◆ DATA:
★ ★ ★ ★ ★ ★ ★
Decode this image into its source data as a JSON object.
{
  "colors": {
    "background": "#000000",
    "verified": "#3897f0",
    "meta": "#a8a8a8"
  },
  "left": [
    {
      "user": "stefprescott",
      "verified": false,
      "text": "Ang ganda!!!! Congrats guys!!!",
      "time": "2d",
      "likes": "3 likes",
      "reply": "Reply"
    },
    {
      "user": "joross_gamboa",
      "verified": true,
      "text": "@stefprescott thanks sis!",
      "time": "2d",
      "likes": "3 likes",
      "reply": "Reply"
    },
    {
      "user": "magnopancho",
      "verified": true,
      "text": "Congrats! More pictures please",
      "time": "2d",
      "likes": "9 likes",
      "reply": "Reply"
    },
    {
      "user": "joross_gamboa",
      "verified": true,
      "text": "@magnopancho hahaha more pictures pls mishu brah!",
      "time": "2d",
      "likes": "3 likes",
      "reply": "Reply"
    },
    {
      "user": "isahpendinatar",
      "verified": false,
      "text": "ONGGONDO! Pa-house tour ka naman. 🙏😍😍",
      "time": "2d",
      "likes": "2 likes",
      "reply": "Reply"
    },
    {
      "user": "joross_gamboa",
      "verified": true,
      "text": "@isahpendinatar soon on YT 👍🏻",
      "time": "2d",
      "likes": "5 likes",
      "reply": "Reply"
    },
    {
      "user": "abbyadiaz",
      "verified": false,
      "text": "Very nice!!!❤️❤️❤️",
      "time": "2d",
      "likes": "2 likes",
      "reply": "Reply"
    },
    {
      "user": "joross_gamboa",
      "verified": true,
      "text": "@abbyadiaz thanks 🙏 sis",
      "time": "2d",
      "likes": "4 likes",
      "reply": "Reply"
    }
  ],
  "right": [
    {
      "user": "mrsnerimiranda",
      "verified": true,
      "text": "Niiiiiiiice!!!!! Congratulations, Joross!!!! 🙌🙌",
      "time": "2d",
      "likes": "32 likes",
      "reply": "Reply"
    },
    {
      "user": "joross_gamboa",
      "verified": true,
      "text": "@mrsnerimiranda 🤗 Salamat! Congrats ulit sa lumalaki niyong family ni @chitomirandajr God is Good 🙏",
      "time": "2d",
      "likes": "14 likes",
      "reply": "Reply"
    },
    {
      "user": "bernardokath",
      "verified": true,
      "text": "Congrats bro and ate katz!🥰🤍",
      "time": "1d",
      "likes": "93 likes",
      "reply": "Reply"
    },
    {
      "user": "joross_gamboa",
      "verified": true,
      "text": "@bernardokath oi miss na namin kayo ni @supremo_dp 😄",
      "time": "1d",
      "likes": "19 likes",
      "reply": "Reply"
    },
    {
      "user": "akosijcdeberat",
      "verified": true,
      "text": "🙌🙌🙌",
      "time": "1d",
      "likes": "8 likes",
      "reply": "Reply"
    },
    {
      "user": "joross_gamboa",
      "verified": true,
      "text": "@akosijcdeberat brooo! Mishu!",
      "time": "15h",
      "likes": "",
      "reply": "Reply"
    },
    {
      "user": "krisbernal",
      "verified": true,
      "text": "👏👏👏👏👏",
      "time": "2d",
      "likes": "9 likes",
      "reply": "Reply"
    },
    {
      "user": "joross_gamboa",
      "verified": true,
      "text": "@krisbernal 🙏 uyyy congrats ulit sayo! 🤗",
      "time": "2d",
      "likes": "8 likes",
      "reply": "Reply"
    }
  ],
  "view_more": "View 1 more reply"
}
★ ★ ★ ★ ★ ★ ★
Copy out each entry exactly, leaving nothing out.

Decode this image into its source data as a JSON object.
{
  "colors": {
    "background": "#000000",
    "verified": "#3897f0",
    "meta": "#a8a8a8"
  },
  "left": [
    {
      "user": "stefprescott",
      "verified": false,
      "text": "Ang ganda!!!! Congrats guys!!!",
      "time": "2d",
      "likes": "3 likes",
      "reply": "Reply"
    },
    {
      "user": "joross_gamboa",
      "verified": true,
      "text": "@stefprescott thanks sis!",
      "time": "2d",
      "likes": "3 likes",
      "reply": "Reply"
    },
    {
      "user": "magnopancho",
      "verified": true,
      "text": "Congrats! More pictures please",
      "time": "2d",
      "likes": "9 likes",
      "reply": "Reply"
    },
    {
      "user": "joross_gamboa",
      "verified": true,
      "text": "@magnopancho hahaha more pictures pls mishu brah!",
      "time": "2d",
      "likes": "3 likes",
      "reply": "Reply"
    },
    {
      "user": "isahpendinatar",
      "verified": false,
      "text": "ONGGONDO! Pa-house tour ka naman. 🙏😍😍",
      "time": "2d",
      "likes": "2 likes",
      "reply": "Reply"
    },
    {
      "user": "joross_gamboa",
      "verified": true,
      "text": "@isahpendinatar soon on YT 👍🏻",
      "time": "2d",
      "likes": "5 likes",
      "reply": "Reply"
    },
    {
      "user": "abbyadiaz",
      "verified": false,
      "text": "Very nice!!!❤️❤️❤️",
      "time": "2d",
      "likes": "2 likes",
      "reply": "Reply"
    },
    {
      "user": "joross_gamboa",
      "verified": true,
      "text": "@abbyadiaz thanks 🙏 sis",
      "time": "2d",
      "likes": "4 likes",
      "reply": "Reply"
    }
  ],
  "right": [
    {
      "user": "mrsnerimiranda",
      "verified": true,
      "text": "Niiiiiiiice!!!!! Congratulations, Joross!!!! 🙌🙌",
      "time": "2d",
      "likes": "32 likes",
      "reply": "Reply"
    },
    {
      "user": "joross_gamboa",
      "verified": true,
      "text": "@mrsnerimiranda 🤗 Salamat! Congrats ulit sa lumalaki niyong family ni @chitomirandajr God is Good 🙏",
      "time": "2d",
      "likes": "14 likes",
      "reply": "Reply"
    },
    {
      "user": "bernardokath",
      "verified": true,
      "text": "Congrats bro and ate katz!🥰🤍",
      "time": "1d",
      "likes": "93 likes",
      "reply": "Reply"
    },
    {
      "user": "joross_gamboa",
      "verified": true,
      "text": "@bernardokath oi miss na namin kayo ni @supremo_dp 😄",
      "time": "1d",
      "likes": "19 likes",
      "reply": "Reply"
    },
    {
      "user": "akosijcdeberat",
      "verified": true,
      "text": "🙌🙌🙌",
      "time": "1d",
      "likes": "8 likes",
      "reply": "Reply"
    },
    {
      "user": "joross_gamboa",
      "verified": true,
      "text": "@akosijcdeberat brooo! Mishu!",
      "time": "15h",
      "likes": "",
      "reply": "Reply"
    },
    {
      "user": "krisbernal",
      "verified": true,
      "text": "👏👏👏👏👏",
      "time": "2d",
      "likes": "9 likes",
      "reply": "Reply"
    },
    {
      "user": "joross_gamboa",
      "verified": true,
      "text": "@krisbernal 🙏 uyyy congrats ulit sayo! 🤗",
      "time": "2d",
      "likes": "8 likes",
      "reply": "Reply"
    }
  ],
  "view_more": "View 1 more reply"
}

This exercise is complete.